Paul, R., & Elder, L. (2008). The miniature guide to critical thinking: Concepts and tools. Retrieved on May 18, 2018 from

Rachmajanti, S. (2017). Building cultural awareness and critical thinking skills through project-based task: a workshop for Indonesian context. The 4th International Conference on Language, Society and Culture in Asian Contexts, KnE Social Sciences, 498–504. DOI: 10.18502/kss.v1i3.772.

Stapleton, P. (2011). A survey of attitudes towards critical thinking among Hong Kong secondary school teachers: Implications for policy change. Thinking Skills and Creativity, 6(1), 14-23. DOI:10.1016/j.tsc.2010.11.002.

Wallace, C. (2003). Critical reading in language education. London: Palgrave McMillan.

Wallace, M., & Poulson, L. (2005). Critical reading for self-critical writing. In A. Goodwyn & A. Stables (Eds.), Learning to read critically in language and literacy (pp. 3-38). Newcastle: Sage Publications.

Walters, K.S. (1990). Critical thinking, rationality, and the vulcanisation of students. Journal of Higher Education, 61(4), 448-467.

Weinstein, C. E., Husman, J., & Dierking, D. R. (2000). Self-regulation interventions with a focus on learning strategies. In M. Boekaerts, P. R. Pintrich & M. Zeidner (Eds.), Handbook of self-regulation (pp.
San Diego, CA: Academic Press.

Yang, Y. C., Gamble, J. Hung, Y.W., & Lin, T.Y. (2013). An online adaptive learning environment for critical-thinking-infused English literacy instruction. British Journal of Educational Technology, 45(4), 727-747. DOI:10.1111/bjet.12080


Article Metrics

Abstract views : 6193 | views : 4218


  • There are currently no refbacks.

Copyright (c) 2019 Humaniora

Creative Commons License
This work is licensed under a Creative Commons Attribution-ShareAlike 4.0 International License.

free web stats Web Stats

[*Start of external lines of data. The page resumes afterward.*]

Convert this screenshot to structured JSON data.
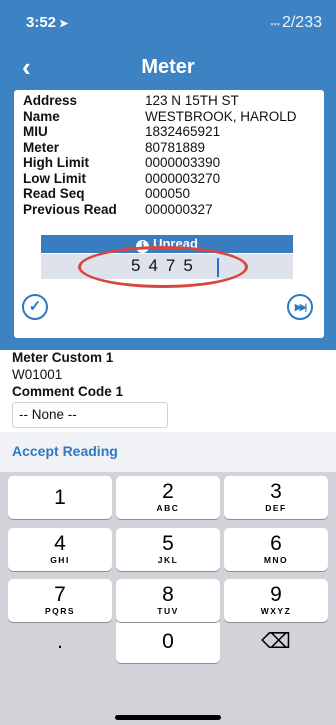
{
  "status": {
    "time": "3:52",
    "location_arrow": "➤",
    "signal": "▪▪▪",
    "right_text": "2/233"
  },
  "nav": {
    "back_label": "‹",
    "title": "Meter"
  },
  "meter_info": [
    {
      "label": "Address",
      "value": "123 N 15TH ST"
    },
    {
      "label": "Name",
      "value": "WESTBROOK, HAROLD"
    },
    {
      "label": "MIU",
      "value": "1832465921"
    },
    {
      "label": "Meter",
      "value": "80781889"
    },
    {
      "label": "High Limit",
      "value": "0000003390"
    },
    {
      "label": "Low Limit",
      "value": "0000003270"
    },
    {
      "label": "Read Seq",
      "value": "000050"
    },
    {
      "label": "Previous Read",
      "value": "000000327"
    }
  ],
  "reading": {
    "status_icon": "i",
    "status_label": "Unread",
    "value": "5475"
  },
  "actions": {
    "accept_icon": "check-circle-icon",
    "skip_icon": "skip-next-icon"
  },
  "custom": {
    "meter_custom_label": "Meter Custom 1",
    "meter_custom_value": "W01001",
    "comment_code_label": "Comment Code 1",
    "comment_code_value": "-- None --"
  },
  "accept_reading_label": "Accept Reading",
  "keypad": [
    {
      "num": "1",
      "letters": ""
    },
    {
      "num": "2",
      "letters": "ABC"
    },
    {
      "num": "3",
      "letters": "DEF"
    },
    {
      "num": "4",
      "letters": "GHI"
    },
    {
      "num": "5",
      "letters": "JKL"
    },
    {
      "num": "6",
      "letters": "MNO"
    },
    {
      "num": "7",
      "letters": "PQRS"
    },
    {
      "num": "8",
      "letters": "TUV"
    },
    {
      "num": "9",
      "letters": "WXYZ"
    },
    {
      "num": ".",
      "letters": ""
    },
    {
      "num": "0",
      "letters": ""
    },
    {
      "num": "⌫",
      "letters": ""
    }
  ],
  "colors": {
    "header": "#3d83c4",
    "accent": "#2f78c4",
    "highlight": "#d9453f"
  }
}
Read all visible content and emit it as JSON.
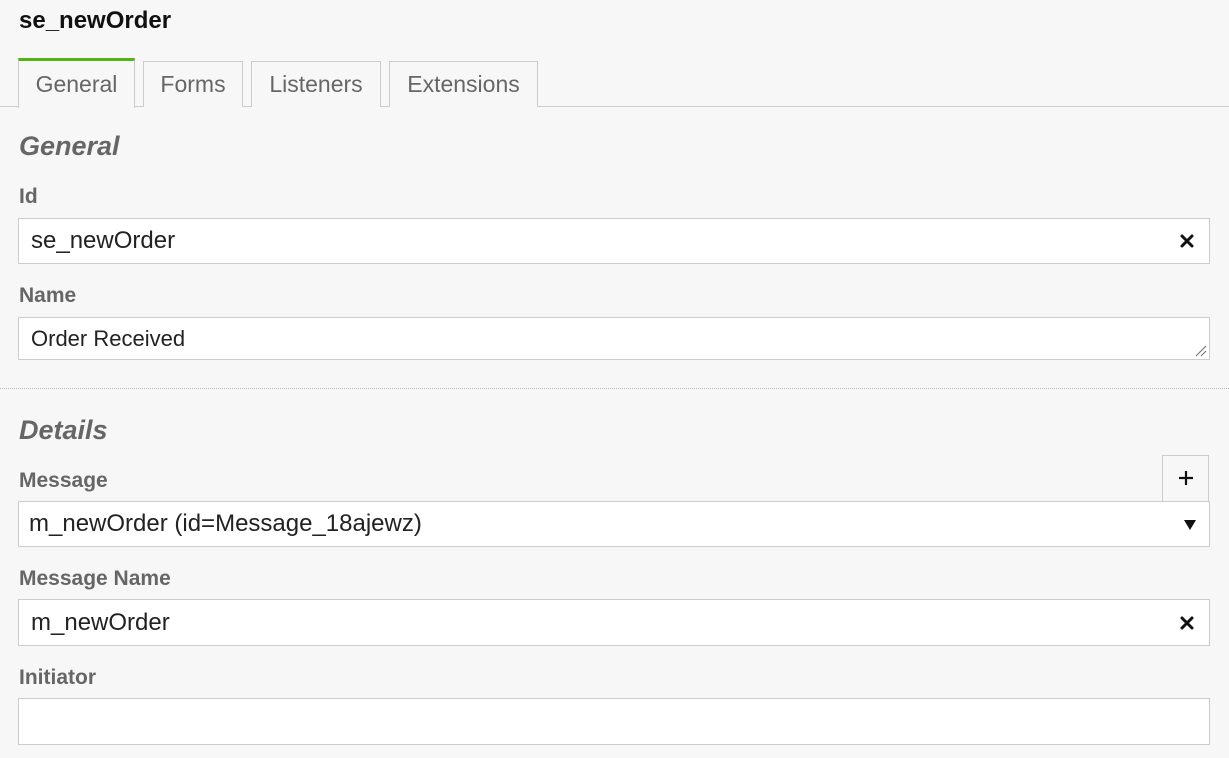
{
  "panel": {
    "title": "se_newOrder"
  },
  "tabs": [
    {
      "label": "General",
      "active": true
    },
    {
      "label": "Forms",
      "active": false
    },
    {
      "label": "Listeners",
      "active": false
    },
    {
      "label": "Extensions",
      "active": false
    }
  ],
  "general_group": {
    "title": "General",
    "id_label": "Id",
    "id_value": "se_newOrder",
    "name_label": "Name",
    "name_value": "Order Received"
  },
  "details_group": {
    "title": "Details",
    "message_label": "Message",
    "message_selected": "m_newOrder (id=Message_18ajewz)",
    "message_name_label": "Message Name",
    "message_name_value": "m_newOrder",
    "initiator_label": "Initiator",
    "initiator_value": ""
  },
  "colors": {
    "active_tab_accent": "#52b415",
    "background": "#f7f7f7",
    "label_text": "#666666"
  },
  "icons": {
    "clear": "close-icon",
    "add": "plus-icon",
    "dropdown": "caret-down-icon",
    "resize": "resize-grip-icon"
  }
}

ISSN 2302-9269 (online); ISSN 0852-0801 (print)
Copyright © 2022 Humaniora, Office of Journal & Publishing, Faculty of Cultural Sciences, Universitas Gadjah Mada